Material for this task
Start of Block

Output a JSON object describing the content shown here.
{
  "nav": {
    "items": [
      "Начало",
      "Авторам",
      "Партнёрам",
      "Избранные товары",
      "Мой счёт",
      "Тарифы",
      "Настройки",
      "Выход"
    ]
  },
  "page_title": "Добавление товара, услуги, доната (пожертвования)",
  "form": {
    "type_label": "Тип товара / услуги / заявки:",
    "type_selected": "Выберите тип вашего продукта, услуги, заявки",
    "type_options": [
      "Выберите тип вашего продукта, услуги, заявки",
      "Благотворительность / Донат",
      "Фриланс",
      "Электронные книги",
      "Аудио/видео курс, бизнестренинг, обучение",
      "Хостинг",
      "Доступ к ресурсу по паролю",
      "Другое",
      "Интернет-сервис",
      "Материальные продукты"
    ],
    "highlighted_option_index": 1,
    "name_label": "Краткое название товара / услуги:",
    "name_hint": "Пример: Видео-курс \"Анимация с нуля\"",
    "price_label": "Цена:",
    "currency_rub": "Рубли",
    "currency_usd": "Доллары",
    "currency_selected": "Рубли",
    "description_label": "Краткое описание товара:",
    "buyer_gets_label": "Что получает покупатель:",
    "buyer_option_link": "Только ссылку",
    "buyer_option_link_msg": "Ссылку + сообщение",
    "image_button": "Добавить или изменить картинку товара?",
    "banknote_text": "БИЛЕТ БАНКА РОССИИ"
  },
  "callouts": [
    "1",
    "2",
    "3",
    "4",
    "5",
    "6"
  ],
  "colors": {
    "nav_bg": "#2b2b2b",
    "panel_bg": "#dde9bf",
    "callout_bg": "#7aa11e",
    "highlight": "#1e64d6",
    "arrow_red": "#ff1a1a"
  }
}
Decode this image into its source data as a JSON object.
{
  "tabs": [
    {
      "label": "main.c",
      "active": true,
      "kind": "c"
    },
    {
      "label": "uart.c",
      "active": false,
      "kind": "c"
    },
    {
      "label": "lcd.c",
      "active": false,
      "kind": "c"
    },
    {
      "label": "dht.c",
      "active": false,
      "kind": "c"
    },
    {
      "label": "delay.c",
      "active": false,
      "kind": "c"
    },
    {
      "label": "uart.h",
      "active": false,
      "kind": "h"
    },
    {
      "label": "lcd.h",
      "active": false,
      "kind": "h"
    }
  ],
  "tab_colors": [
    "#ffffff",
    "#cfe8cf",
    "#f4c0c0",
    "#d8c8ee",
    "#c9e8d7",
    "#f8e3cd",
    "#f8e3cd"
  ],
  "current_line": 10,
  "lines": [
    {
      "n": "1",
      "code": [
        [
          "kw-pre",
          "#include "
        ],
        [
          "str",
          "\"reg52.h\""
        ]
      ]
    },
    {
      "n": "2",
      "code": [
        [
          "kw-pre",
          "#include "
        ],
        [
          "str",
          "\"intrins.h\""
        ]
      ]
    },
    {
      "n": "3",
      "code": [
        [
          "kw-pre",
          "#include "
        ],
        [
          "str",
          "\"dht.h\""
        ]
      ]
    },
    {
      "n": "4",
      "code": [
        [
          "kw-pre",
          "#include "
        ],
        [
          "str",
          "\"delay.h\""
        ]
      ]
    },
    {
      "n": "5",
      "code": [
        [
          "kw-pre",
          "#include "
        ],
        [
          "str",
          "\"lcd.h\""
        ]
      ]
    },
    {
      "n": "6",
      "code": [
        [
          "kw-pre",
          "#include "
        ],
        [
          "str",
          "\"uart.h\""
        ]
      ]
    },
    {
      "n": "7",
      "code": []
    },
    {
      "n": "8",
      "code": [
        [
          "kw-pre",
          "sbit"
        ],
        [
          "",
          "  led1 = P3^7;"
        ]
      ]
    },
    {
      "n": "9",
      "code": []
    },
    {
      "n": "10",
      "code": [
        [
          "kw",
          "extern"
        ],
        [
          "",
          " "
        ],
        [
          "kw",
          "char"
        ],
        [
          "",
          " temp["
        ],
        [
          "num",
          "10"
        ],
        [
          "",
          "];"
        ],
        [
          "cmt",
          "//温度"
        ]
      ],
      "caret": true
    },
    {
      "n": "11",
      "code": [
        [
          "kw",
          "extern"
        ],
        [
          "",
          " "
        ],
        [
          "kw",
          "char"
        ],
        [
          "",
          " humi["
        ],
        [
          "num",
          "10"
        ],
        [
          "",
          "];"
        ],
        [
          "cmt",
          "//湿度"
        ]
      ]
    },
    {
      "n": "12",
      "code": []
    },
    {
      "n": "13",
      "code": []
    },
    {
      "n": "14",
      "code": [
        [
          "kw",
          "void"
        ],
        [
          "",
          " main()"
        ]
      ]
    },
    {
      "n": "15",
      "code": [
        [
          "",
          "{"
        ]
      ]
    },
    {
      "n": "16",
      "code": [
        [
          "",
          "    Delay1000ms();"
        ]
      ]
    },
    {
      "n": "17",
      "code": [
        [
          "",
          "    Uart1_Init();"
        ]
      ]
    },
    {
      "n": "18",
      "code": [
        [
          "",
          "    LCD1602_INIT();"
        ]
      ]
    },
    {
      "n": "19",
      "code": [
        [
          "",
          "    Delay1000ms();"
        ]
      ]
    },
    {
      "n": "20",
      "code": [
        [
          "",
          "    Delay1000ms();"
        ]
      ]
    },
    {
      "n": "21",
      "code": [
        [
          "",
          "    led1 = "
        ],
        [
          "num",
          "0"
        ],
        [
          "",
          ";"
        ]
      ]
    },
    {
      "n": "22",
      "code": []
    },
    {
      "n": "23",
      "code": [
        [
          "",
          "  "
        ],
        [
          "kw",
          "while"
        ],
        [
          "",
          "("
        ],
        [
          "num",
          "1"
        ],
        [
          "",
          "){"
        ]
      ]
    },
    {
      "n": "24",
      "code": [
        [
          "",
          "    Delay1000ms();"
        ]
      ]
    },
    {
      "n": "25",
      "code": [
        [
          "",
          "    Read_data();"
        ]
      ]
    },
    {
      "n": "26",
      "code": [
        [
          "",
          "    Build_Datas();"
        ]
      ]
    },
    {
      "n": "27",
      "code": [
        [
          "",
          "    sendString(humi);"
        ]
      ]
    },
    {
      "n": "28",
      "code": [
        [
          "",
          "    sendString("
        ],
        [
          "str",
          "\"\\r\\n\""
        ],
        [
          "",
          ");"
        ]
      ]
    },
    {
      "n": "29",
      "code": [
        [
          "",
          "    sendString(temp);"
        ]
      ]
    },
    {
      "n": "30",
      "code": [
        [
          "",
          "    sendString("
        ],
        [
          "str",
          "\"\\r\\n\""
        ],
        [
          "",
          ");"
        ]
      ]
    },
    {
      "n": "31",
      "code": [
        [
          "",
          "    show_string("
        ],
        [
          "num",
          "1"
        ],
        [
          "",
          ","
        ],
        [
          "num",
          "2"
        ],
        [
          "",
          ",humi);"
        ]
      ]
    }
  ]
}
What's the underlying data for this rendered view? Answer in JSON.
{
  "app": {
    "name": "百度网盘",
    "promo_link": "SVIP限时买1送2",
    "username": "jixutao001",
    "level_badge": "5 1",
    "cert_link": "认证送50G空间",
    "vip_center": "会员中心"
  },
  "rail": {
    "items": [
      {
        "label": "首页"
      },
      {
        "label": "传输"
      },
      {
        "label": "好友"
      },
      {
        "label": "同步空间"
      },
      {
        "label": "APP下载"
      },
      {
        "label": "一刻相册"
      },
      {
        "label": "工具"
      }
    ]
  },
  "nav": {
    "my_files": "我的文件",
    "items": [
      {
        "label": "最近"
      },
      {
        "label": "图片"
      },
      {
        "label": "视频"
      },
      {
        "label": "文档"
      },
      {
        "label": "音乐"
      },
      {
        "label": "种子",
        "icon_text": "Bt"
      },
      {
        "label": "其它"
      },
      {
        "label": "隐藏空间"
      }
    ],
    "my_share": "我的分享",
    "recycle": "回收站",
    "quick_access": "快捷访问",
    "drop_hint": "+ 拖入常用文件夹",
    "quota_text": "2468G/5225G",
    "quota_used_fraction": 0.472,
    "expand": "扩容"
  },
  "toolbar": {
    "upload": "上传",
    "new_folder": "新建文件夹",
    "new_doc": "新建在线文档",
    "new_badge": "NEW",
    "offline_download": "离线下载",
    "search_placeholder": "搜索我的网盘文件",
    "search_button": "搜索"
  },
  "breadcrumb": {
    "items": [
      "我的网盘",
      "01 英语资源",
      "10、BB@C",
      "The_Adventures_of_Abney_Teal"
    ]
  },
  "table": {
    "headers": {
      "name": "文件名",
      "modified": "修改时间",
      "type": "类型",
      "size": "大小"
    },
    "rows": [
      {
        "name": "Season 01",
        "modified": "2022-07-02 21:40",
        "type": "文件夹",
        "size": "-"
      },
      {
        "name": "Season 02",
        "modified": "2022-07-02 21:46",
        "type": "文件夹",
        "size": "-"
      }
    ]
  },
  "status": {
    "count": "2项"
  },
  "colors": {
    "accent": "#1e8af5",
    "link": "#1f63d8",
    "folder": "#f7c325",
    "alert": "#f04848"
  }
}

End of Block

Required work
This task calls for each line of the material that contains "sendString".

Completed task
          "    sendString(humi);"
          "    sendString("
          "    sendString(temp);"
          "    sendString("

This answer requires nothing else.